Posts Tagged ‘IRF’

Post-Acute Care Improvement: 9 Trends to Know

August 25th, 2015 by Patricia Donovan

post-acute care trends

Healthcare favors a unified cross-setting PAC payment system, according to 2015 PAC metrics from the Healthcare Intelligence Network.


Across the continuum of post-acute care (PAC) providers—defined as skilled nursing facilities (SNFs), home health agencies (HHAs), inpatient rehabilitation facilities (IRFs), and long-term care hospitals (LTCHs)—skilled nursing is the sector most in need of reform, say 40 percent of healthcare organizations who responded to a 2015 survey on Post-Acute Care Trends.

Also in need of revamping are PAC payment models, the Healthcare Intelligence Network survey determined.

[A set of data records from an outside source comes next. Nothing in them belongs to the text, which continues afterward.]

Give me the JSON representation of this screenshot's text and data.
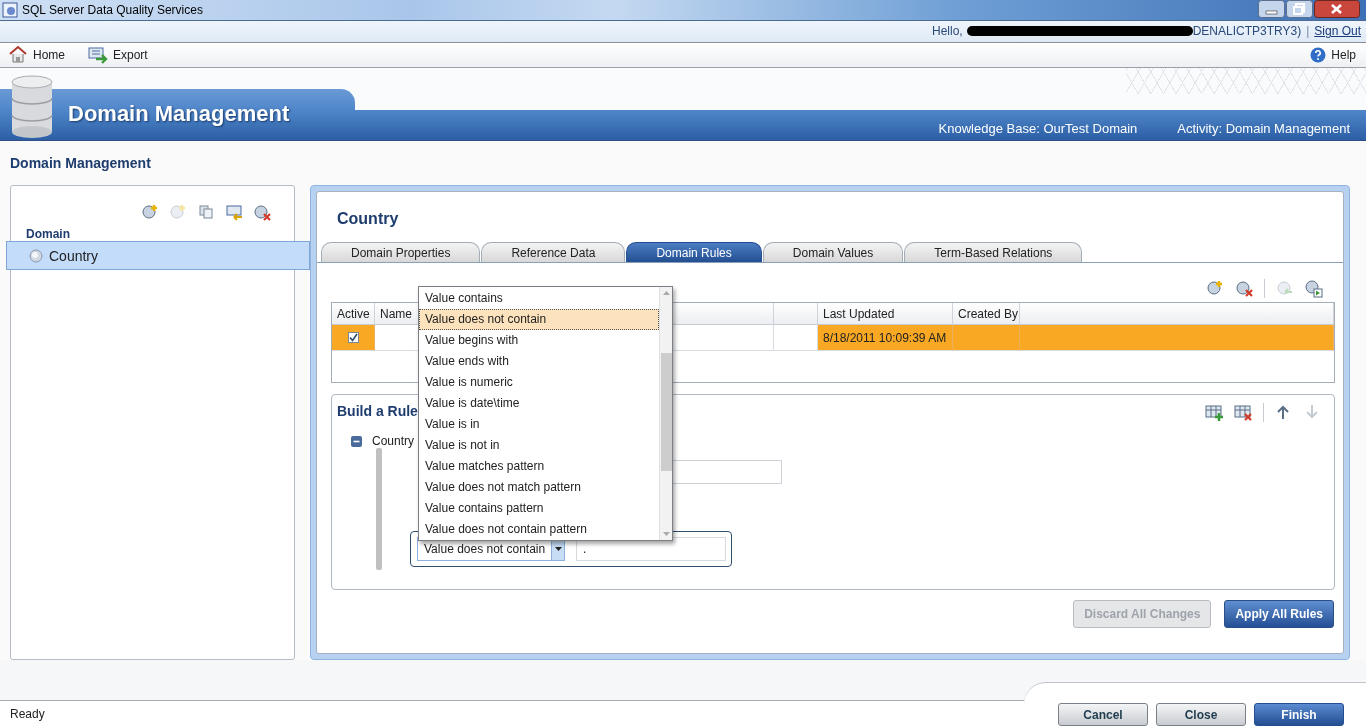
{
  "window": {
    "title": "SQL Server Data Quality Services"
  },
  "user_bar": {
    "greeting": "Hello,",
    "account_tail": "DENALICTP3TRY3)",
    "separator": "|",
    "sign_out": "Sign Out"
  },
  "toolbar": {
    "items": [
      {
        "kind": "home",
        "label": "Home"
      },
      {
        "kind": "export",
        "label": "Export"
      }
    ],
    "help": "Help"
  },
  "banner": {
    "title": "Domain Management",
    "knowledge_base": "Knowledge Base: OurTest Domain",
    "activity": "Activity: Domain Management"
  },
  "page_heading": "Domain Management",
  "domain_panel": {
    "tools": [
      {
        "kind": "add",
        "disabled": false
      },
      {
        "kind": "add",
        "disabled": true
      },
      {
        "kind": "copy",
        "disabled": false
      },
      {
        "kind": "import",
        "disabled": false
      },
      {
        "kind": "delete",
        "disabled": false
      }
    ],
    "heading": "Domain",
    "items": [
      {
        "label": "Country",
        "selected": true
      }
    ]
  },
  "domain": {
    "title": "Country",
    "tabs": [
      {
        "label": "Domain Properties",
        "selected": false
      },
      {
        "label": "Reference Data",
        "selected": false
      },
      {
        "label": "Domain Rules",
        "selected": true
      },
      {
        "label": "Domain Values",
        "selected": false
      },
      {
        "label": "Term-Based Relations",
        "selected": false
      }
    ],
    "rule_tools": [
      {
        "kind": "add",
        "disabled": false
      },
      {
        "kind": "delete",
        "disabled": false
      },
      {
        "kind": "sep"
      },
      {
        "kind": "back",
        "disabled": true
      },
      {
        "kind": "run",
        "disabled": false
      }
    ],
    "rules_table": {
      "columns": [
        "Active",
        "Name",
        "",
        "Last Updated",
        "Created By"
      ],
      "rows": [
        {
          "active": true,
          "selected": true,
          "name": "",
          "last_updated": "8/18/2011 10:09:39 AM",
          "created_by": ""
        }
      ]
    },
    "build": {
      "title": "Build a Rule",
      "tools": [
        {
          "kind": "add",
          "disabled": false
        },
        {
          "kind": "delete",
          "disabled": false
        },
        {
          "kind": "sep"
        },
        {
          "kind": "up",
          "disabled": false
        },
        {
          "kind": "down",
          "disabled": true
        }
      ],
      "node": {
        "label": "Country",
        "expanded": true
      },
      "condition": {
        "operator": "Value does not contain",
        "value": "."
      }
    },
    "dropdown": {
      "items": [
        {
          "label": "Value contains",
          "selected": false
        },
        {
          "label": "Value does not contain",
          "selected": true
        },
        {
          "label": "Value begins with",
          "selected": false
        },
        {
          "label": "Value ends with",
          "selected": false
        },
        {
          "label": "Value is numeric",
          "selected": false
        },
        {
          "label": "Value is date\\time",
          "selected": false
        },
        {
          "label": "Value is in",
          "selected": false
        },
        {
          "label": "Value is not in",
          "selected": false
        },
        {
          "label": "Value matches pattern",
          "selected": false
        },
        {
          "label": "Value does not match pattern",
          "selected": false
        },
        {
          "label": "Value contains pattern",
          "selected": false
        },
        {
          "label": "Value does not contain pattern",
          "selected": false
        }
      ]
    },
    "actions": [
      {
        "label": "Discard All Changes",
        "disabled": true
      },
      {
        "label": "Apply All Rules",
        "disabled": false
      }
    ]
  },
  "footer_buttons": [
    {
      "label": "Cancel",
      "primary": false
    },
    {
      "label": "Close",
      "primary": false
    },
    {
      "label": "Finish",
      "primary": true
    }
  ],
  "status_bar": "Ready"
}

While 53 percent have already incorporated PAC services into value-based reimbursement methodologies such as an accountable care organization (ACO) or shared savings arrangement, 60 percent of respondents would like to see Medicare adopt a unified cross-setting PAC payment system that would follow the patient across care sites.

Already participating in Models 2 and 3 of CMS’s ongoing Bundled Payments for Care Improvement (BPCI) initiative, PAC providers are also gearing up for closer scrutiny of skilled nursing facility (SNF) readmission rates by Medicare beginning in 2018. The federal payor has been monitoring 30-day hospital readmission rates since 2012, gradually expanding the list of applicable readmissions measures and scaling readmission reimbursement.

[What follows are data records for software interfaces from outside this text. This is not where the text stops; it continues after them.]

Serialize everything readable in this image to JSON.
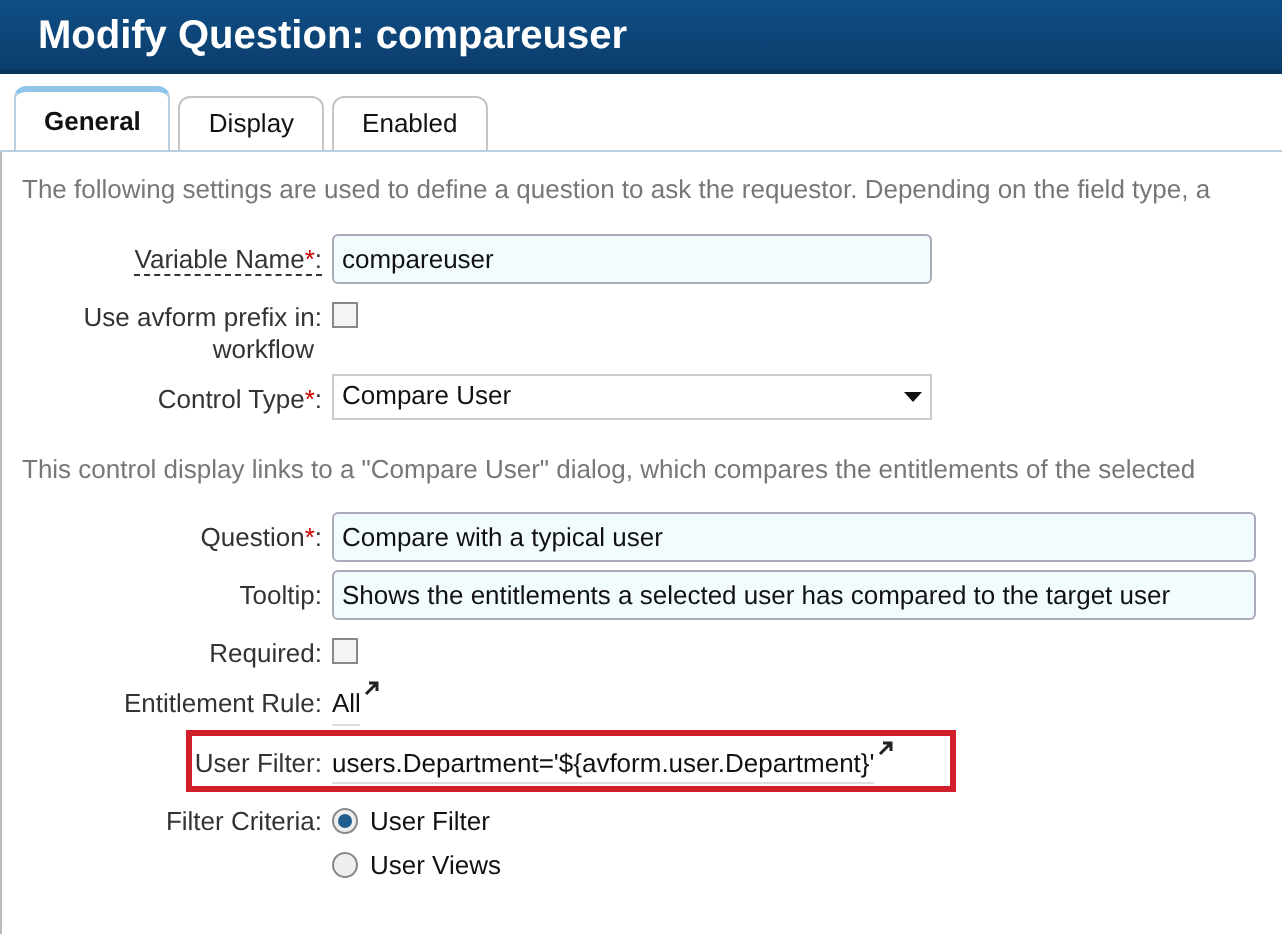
{
  "window": {
    "title": "Modify Question: compareuser"
  },
  "tabs": [
    {
      "label": "General",
      "selected": true
    },
    {
      "label": "Display",
      "selected": false
    },
    {
      "label": "Enabled",
      "selected": false
    }
  ],
  "sections": [
    {
      "intro": "The following settings are used to define a question to ask the requestor. Depending on the field type, a",
      "fields": [
        {
          "kind": "text",
          "label": "Variable Name",
          "marker": "*",
          "colon": ":",
          "help": true,
          "value": "compareuser",
          "wide": false
        },
        {
          "kind": "checkbox",
          "label": "Use avform prefix in",
          "colon": ":",
          "label_line_2": "workflow",
          "help": false,
          "checked": false
        },
        {
          "kind": "select",
          "label": "Control Type",
          "marker": "*",
          "colon": ":",
          "help": false,
          "value": "Compare User"
        }
      ]
    },
    {
      "intro": "This control display links to a \"Compare User\" dialog, which compares the entitlements of the selected",
      "fields": [
        {
          "kind": "text",
          "label": "Question",
          "marker": "*",
          "colon": ":",
          "help": false,
          "value": "Compare with a typical user",
          "wide": true
        },
        {
          "kind": "text",
          "label": "Tooltip",
          "colon": ":",
          "help": false,
          "value": "Shows the entitlements a selected user has compared to the target user",
          "wide": true
        },
        {
          "kind": "checkbox",
          "label": "Required",
          "colon": ":",
          "help": false,
          "checked": false
        },
        {
          "kind": "link",
          "label": "Entitlement Rule",
          "colon": ":",
          "help": false,
          "value": "All",
          "highlighted": false
        },
        {
          "kind": "link",
          "label": "User Filter",
          "colon": ":",
          "help": false,
          "value": "users.Department='${avform.user.Department}'",
          "highlighted": true
        },
        {
          "kind": "radio",
          "label": "Filter Criteria",
          "colon": ":",
          "help": false,
          "options": [
            {
              "label": "User Filter",
              "selected": true
            },
            {
              "label": "User Views",
              "selected": false
            }
          ]
        }
      ]
    }
  ]
}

The top tactics to improve quality, enhance care coordination and reduce spend associated with post-acute care include care transition management, development of PAC partnerships and integration of all PAC services, say respondents.

Here are five more metrics from HIN’s 2015 Post-Acute Care Trends survey:

  • A case manager helms PAC improvement initiatives for 38 percent of respondents.
  • Patient transitions between care sites is the top PAC challenge, say 25 percent of respondents.
  • Half of responding organizations say heart failure and shock are the most challenging health conditions to manage in PAC settings.
  • Eighty-five percent of respondents said care coordination improved as a result of these efforts, while 36 percent observed a decline in hospital readmissions from PAC facilities.
  • The INTERACT™ (Interventions to Reduce Acute-Care Transfers) program and tools, designed to reduce the frequency of PAC transfers to acute hospitals, are frequently cited by respondents as critical to PAC coordination. The INTERACT tool was initially developed by Joseph G. Ouslander, MD and Mary Perloe, MS, GNP, at the Georgia Medical Care Foundation.

The post-acute care arena is rich with opportunity for improvement, agreed many respondents.

“PAC is the blockbuster drug the U.S. healthcare system has been waiting for,” concluded one survey respondent, noting that post-acute care provides big financial levers for provider organizations to align clinically, financially and operationally. “Forward-thinking providers are organizing to amass large pools of manageable risk and recalibrating to optimize care delivery and share meaningfully in the medical expense reduction associated with better more effective and patient centric care. This is a win all the way around.”

Download an executive summary of 2015 PAC survey results.